Nova enables banks and fintechs to access a global base of foreign credit bureau data so that they can approve immigrants who are otherwise ‘credit invisible’, according to its CEO and co-founder Misha Esipov.
By doing so, this means a migrant’s financial identity and credit history can move with them around the world in the same way that you can move around the world with a passport.
“We are an enabler that allows them to access this information that would otherwise take them six years to tap into and build these partnerships, everything that we’ve done around the world, and that’s something that they can do as a service in a matter of days,” Esipov told AltFi.
Nova has now broadened its services out beyond the US to Europe, where it believes its data services can prove invaluable to displaced Ukrainians and others.
Support African workers
As the UK ‘s approach to immigration (with many fleeing African countries) faces criticism, the co-founder of an African software firm believes tackling the issue at the border should be complemented by supporting Africa’s digital transformation to stem the UK’s immigration crisis.
Anu Adedoyin Adasolum, co-founder of Sabi, said: “Providers of digital financial services for the informal sector in Africa can dramatically influence the trajectory of a refugee’s life, providing critical support that allows them to establish and grow small businesses and ensures long-term financial security.
“It’s not just about making it easier for informal traders to sell the goods, it’s about providing a platform that educates and informs the trader about accounting, payments, costs and their market.
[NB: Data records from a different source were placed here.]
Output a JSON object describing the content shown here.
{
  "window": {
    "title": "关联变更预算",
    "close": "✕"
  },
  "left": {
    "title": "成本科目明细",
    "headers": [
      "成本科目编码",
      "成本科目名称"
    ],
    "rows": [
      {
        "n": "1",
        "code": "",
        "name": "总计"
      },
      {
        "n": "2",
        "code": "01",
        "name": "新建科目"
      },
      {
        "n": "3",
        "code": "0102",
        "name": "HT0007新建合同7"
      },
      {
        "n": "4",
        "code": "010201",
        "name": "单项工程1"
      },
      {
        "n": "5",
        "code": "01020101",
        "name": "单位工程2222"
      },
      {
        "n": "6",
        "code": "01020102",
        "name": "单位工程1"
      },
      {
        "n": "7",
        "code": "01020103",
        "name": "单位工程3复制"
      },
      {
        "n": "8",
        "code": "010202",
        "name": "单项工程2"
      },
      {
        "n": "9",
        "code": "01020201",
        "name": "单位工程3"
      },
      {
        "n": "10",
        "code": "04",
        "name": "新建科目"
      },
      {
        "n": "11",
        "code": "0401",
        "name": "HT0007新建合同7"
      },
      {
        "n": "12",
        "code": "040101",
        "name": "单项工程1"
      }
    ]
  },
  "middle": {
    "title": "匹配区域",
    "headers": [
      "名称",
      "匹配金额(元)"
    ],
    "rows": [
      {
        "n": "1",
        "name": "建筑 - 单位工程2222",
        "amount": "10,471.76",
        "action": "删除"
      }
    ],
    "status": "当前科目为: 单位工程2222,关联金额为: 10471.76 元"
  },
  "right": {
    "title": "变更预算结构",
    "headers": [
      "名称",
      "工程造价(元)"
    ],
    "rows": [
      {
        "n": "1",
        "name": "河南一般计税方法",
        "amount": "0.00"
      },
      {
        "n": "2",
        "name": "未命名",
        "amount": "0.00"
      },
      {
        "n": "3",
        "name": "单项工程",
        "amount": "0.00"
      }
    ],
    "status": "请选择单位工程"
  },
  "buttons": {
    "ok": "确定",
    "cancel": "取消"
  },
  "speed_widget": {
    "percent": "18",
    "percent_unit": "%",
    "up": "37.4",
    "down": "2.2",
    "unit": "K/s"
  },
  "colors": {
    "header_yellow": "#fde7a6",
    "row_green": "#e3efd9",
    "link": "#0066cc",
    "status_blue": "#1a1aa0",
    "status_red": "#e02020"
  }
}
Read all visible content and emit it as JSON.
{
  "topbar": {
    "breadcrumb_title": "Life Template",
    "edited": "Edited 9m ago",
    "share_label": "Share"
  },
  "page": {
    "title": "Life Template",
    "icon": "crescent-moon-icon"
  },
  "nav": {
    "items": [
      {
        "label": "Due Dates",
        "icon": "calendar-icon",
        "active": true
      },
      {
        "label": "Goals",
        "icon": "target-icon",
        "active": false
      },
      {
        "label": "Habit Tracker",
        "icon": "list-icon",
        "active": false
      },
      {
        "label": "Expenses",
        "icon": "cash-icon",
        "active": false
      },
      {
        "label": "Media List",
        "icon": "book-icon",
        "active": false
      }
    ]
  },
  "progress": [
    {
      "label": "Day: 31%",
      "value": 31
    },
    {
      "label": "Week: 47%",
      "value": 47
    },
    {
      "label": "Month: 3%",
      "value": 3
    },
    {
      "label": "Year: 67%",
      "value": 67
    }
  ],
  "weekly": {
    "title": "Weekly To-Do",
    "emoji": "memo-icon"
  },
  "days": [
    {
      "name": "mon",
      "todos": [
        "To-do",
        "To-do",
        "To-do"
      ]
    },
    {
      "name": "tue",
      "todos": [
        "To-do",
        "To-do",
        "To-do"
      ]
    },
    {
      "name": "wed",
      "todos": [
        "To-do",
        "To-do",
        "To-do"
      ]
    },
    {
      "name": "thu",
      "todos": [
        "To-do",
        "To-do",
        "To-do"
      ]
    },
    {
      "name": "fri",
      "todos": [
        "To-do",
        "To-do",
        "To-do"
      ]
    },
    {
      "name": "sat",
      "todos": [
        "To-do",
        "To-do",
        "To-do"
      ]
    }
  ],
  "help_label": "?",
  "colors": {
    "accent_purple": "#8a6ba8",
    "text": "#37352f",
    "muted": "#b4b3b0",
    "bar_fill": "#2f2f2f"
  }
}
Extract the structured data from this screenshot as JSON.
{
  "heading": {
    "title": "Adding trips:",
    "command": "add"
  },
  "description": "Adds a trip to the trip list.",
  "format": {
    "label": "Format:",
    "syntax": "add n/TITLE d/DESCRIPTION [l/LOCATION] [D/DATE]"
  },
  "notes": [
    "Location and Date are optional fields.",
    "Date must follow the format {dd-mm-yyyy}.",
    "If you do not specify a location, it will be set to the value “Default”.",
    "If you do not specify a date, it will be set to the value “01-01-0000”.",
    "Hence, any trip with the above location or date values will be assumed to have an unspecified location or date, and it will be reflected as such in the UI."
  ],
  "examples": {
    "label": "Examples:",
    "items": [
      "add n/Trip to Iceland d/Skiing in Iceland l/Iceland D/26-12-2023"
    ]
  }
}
“There is a huge opportunity in better supporting informal traders on the continent and empowering these entrepreneurs will have considerable knock-on effects for their families and their future.
“Not only will Africa’s digital transformation provide work opportunities for those displaced, but technological advances can also be used to formalise, structure and transform the refugee resettlement process itself.”